Aim of the task — In the material below, count the lines with the word "sensor" and state that number only.

Data for the task —

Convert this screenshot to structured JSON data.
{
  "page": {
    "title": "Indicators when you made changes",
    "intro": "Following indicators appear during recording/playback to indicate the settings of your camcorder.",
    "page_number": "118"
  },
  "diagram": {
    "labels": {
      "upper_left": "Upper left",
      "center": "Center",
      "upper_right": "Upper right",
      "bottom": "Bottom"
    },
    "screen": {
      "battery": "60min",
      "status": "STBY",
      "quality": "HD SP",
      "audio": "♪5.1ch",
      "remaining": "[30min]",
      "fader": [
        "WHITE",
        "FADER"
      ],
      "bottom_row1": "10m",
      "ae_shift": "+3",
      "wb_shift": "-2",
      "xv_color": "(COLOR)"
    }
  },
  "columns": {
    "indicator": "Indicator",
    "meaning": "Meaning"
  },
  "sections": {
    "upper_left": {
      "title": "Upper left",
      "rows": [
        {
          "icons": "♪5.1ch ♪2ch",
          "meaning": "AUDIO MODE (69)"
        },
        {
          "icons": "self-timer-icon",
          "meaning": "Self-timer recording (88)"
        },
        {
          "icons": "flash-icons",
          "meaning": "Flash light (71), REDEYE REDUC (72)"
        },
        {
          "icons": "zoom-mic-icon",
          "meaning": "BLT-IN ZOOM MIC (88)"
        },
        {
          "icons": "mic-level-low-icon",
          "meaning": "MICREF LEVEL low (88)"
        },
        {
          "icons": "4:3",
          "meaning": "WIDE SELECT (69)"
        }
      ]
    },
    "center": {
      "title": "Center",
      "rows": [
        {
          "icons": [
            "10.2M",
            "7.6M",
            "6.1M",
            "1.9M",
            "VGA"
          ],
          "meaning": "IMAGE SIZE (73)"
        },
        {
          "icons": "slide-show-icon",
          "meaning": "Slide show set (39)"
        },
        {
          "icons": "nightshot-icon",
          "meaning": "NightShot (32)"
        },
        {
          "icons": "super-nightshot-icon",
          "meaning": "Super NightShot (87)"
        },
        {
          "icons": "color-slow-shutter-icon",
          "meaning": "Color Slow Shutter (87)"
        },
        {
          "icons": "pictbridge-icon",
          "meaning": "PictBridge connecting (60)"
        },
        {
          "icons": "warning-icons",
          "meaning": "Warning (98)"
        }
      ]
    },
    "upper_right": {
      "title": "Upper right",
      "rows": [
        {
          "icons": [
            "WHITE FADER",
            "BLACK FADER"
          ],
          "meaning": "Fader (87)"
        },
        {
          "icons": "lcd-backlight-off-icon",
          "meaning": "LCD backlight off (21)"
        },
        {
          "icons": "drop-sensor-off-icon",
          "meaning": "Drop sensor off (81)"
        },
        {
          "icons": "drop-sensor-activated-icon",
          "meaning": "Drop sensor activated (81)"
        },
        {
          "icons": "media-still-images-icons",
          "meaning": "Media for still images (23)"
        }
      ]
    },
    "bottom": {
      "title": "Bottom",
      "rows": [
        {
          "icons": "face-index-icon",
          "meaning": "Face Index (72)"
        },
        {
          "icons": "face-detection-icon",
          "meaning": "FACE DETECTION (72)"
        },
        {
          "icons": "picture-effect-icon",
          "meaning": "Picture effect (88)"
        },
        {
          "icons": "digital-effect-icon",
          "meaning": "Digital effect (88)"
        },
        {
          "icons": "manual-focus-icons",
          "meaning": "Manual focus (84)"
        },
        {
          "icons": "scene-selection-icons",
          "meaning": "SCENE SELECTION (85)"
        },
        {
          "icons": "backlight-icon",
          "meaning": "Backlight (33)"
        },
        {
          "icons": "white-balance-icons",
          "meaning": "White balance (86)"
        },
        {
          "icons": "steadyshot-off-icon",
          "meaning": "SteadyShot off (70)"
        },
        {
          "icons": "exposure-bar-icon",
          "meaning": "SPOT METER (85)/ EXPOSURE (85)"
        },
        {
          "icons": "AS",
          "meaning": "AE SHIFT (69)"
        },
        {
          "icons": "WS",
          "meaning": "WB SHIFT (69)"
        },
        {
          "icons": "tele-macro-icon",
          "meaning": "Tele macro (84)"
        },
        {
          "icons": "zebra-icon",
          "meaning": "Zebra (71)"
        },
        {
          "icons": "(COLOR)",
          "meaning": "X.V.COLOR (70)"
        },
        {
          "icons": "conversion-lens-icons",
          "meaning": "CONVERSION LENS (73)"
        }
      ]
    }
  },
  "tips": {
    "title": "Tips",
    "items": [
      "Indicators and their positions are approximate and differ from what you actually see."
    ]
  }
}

Solved exercise — 4